In July, a straw poll among the 15 members of the Security Council should give a clearer idea of the backing, or lack of support, for each.
Even more candidates could also step forward in the coming weeks. Another Bulgarian stateswoman, Kristalena Georgieva, is widely rumoured to be on the brink of announcing her candidacy.
"I am obviously watching the race closely. A lot of people are urging me to enter. Let's see what happens," she told the BBC. Behind the scenes, several countries are said to be considering nominating her.
Ms Bokova was an early frontrunner, and enjoyed crucial Russian backing. But her chances have been harmed by a damning investigation of the inner workings of Unesco in recent months, and by her support for Palestinian statehood - frowned on by the US government.
Nearly half of Unesco's budget currently goes on staff salaries.
'Kick up the backside'
By way of contrast, Ms Georgieva has a strong record as an administrator at the World Bank, and as a former EU commissioner for humanitarian affairs and current commissioner for budgetary affairs.
In recent months, she led the team overseeing a new blueprint for UN humanitarian interventions which concluded that $1bn (£710m) a year could be saved by directing funds directly to those in need.
Candidates for UN secretary-general
- Irina Bokova, 63 - Bulgarian politician and director general of Unesco
- Helen Clark, 66 - former prime minister of New Zealand (1999-2008) and current head of the UN development programme
- Natalia Gherman, 47 - Moldovan politician who was deputy prime minister and minister of European integration from 2013-2016
- Vesna Pusic, 62 - Leader of the liberal Croatian People's Party. Served as a first deputy prime minister and minister of foreign and European affairs until January this year
- Antonio Guterres, 66 - Former prime minister of Portugal (1995-2002) and UN High Commissioner for Refugees (2005-2015)
- Srgjan Kerim, 67 - Macedonian economist and diplomat. Served as Macedonia's foreign minister from 2000-2001 and was president of the 62nd Session of the UN General Assembly from 2007-2008
- Danilo Turk, 64 - Former president of Slovenia (2007-2012). Served as an ambassador to the UN from 1992-2000 and as the UN assistant secretary general for political affairs from 2000-2005
- Igor Luksic, 39 - Former prime minister of Montenegro (2010-2012) and current minister of foreign affairs
- Vuk Jeremic,40 - Former foreign minister of Serbia (2007-2012), president of UN General Assembly between Sept 2012-Sept 2013
- Susana Malcorra, 61 - former Chef de Cabinet to the Executive Office at the UN, current foreign minister of Argentina
- Miroslav Lajcak, 53 - Foreign minister of Slovakia and deputy PM
More information on the candidates and the selection procedure is available on the UN's website
"Insiders say that either Kristalena Georgieva or Antonio Guterres could give the UN the kind of kick up the backside it needs," said Richard Gowan, a UN expert at the European Council on Foreign Relations.

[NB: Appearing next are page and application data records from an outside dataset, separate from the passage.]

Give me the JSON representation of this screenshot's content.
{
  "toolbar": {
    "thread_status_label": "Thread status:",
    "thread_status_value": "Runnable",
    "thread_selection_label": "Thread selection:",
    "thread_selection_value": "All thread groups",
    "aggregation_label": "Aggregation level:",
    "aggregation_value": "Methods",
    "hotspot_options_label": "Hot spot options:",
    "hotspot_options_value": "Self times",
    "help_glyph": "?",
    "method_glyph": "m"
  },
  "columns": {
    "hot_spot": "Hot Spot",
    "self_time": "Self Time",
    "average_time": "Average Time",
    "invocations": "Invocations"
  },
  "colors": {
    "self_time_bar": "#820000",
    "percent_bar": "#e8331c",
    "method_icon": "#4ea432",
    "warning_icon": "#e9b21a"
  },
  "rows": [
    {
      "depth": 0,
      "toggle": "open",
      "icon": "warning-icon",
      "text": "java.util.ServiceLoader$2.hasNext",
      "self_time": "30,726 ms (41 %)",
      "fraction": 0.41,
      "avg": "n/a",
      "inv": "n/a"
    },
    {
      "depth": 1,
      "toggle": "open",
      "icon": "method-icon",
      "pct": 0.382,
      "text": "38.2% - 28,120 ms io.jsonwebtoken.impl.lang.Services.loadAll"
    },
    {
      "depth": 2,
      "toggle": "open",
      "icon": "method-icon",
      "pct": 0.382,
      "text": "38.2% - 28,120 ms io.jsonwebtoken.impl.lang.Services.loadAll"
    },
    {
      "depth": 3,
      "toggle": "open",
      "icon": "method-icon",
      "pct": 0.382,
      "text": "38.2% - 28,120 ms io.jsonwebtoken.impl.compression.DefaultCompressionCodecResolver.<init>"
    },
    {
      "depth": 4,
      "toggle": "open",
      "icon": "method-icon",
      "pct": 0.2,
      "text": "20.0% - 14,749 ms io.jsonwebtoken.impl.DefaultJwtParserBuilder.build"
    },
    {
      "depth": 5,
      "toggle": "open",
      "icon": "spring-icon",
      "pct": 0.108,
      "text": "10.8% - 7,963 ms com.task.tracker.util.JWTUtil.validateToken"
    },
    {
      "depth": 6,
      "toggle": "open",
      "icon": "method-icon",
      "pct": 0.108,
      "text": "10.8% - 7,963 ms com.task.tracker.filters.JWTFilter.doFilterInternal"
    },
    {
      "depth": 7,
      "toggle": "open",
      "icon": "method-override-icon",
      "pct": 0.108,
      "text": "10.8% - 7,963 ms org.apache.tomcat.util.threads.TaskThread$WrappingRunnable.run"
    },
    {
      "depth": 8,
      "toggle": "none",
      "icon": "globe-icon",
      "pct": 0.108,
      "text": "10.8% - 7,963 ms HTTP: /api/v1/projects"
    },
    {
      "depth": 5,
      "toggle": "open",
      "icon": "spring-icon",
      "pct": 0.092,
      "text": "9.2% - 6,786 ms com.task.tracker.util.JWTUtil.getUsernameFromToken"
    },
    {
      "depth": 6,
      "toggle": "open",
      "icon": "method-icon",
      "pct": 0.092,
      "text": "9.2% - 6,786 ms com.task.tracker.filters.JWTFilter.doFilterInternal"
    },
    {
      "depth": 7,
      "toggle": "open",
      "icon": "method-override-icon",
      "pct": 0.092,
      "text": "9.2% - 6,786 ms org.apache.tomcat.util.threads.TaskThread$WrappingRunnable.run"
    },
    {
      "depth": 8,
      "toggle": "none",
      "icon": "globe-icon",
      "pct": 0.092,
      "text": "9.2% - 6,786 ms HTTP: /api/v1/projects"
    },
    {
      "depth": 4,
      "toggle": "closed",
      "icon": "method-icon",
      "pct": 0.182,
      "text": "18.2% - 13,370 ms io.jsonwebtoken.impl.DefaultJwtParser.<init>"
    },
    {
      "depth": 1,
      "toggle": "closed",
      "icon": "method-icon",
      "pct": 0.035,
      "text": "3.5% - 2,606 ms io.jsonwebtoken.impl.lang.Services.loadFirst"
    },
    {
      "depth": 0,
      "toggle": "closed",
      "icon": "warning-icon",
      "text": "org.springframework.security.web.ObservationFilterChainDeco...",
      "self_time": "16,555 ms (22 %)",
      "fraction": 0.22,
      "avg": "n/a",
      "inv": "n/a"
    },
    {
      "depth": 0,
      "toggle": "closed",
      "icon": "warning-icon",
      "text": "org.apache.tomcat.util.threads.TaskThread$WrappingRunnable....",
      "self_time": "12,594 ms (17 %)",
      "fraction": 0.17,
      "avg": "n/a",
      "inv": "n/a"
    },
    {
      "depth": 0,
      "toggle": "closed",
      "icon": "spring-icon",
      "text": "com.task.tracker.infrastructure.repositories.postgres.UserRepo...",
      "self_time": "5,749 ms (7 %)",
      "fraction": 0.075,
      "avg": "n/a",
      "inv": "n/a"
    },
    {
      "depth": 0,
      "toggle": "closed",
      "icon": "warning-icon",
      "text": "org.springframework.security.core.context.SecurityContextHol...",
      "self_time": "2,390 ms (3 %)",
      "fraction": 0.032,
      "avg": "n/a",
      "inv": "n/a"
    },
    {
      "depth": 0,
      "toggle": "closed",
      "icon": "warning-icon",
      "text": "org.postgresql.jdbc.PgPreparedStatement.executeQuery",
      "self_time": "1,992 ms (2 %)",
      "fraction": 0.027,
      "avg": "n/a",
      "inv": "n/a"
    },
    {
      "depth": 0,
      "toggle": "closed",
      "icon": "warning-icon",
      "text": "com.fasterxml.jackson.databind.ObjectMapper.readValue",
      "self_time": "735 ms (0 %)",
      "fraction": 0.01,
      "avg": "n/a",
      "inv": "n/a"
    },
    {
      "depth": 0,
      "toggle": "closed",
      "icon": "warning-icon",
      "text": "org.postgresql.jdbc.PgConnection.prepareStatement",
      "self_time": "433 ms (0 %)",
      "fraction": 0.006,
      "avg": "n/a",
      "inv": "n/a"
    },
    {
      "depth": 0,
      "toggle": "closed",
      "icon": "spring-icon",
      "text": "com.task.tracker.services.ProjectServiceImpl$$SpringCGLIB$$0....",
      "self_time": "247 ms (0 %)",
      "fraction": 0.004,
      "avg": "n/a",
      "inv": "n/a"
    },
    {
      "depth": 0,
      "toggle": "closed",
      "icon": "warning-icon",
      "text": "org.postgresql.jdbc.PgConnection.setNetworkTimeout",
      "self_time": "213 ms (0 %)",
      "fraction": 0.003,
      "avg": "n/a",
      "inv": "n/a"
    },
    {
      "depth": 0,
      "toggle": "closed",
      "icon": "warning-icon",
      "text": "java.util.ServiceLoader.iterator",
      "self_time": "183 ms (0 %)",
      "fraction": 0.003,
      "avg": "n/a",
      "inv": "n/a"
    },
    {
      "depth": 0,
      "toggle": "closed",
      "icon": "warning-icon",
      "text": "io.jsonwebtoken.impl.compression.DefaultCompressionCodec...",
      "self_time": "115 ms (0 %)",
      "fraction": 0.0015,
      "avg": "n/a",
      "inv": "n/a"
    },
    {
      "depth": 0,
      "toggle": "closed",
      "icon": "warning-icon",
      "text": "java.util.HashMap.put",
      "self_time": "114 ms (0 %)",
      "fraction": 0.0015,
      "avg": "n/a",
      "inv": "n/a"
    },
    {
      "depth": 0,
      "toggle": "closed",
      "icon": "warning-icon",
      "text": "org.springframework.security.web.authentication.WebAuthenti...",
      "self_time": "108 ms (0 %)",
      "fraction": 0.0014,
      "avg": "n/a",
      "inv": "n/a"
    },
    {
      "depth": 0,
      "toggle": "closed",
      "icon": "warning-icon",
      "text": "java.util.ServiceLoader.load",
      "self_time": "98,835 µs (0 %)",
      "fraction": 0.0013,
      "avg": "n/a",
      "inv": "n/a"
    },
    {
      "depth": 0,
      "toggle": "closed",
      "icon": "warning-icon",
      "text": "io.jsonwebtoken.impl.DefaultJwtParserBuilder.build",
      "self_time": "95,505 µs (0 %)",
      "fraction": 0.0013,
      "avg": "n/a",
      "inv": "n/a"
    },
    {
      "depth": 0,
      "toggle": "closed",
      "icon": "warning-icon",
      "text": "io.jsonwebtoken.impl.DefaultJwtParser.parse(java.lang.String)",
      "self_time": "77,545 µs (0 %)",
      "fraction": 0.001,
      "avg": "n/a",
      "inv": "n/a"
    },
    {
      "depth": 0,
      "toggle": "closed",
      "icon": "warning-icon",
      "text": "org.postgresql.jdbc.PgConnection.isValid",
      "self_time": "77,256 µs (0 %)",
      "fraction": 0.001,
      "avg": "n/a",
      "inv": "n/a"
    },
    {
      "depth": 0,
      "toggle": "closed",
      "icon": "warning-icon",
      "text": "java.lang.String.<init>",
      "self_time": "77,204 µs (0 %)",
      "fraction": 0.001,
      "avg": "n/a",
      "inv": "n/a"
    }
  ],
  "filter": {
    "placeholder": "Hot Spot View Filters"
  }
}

There is a consensus that the next leader of the UN should be a good manager with experience of running international organisations. Wide international backing for the idea that the next UN secretary-general should be a woman, plus Russian insistence that she or he speak Russian, could tilt the race into a battle between the two Bulgarians.
"This is such a loose process, that if it became clear that Ms Georgieva had the support of the five permanent members, there is a way to get her back into the running," said Richard Gowan.
A final decision on the next secretary-general is expected in October, when Russia presides over the Security Council.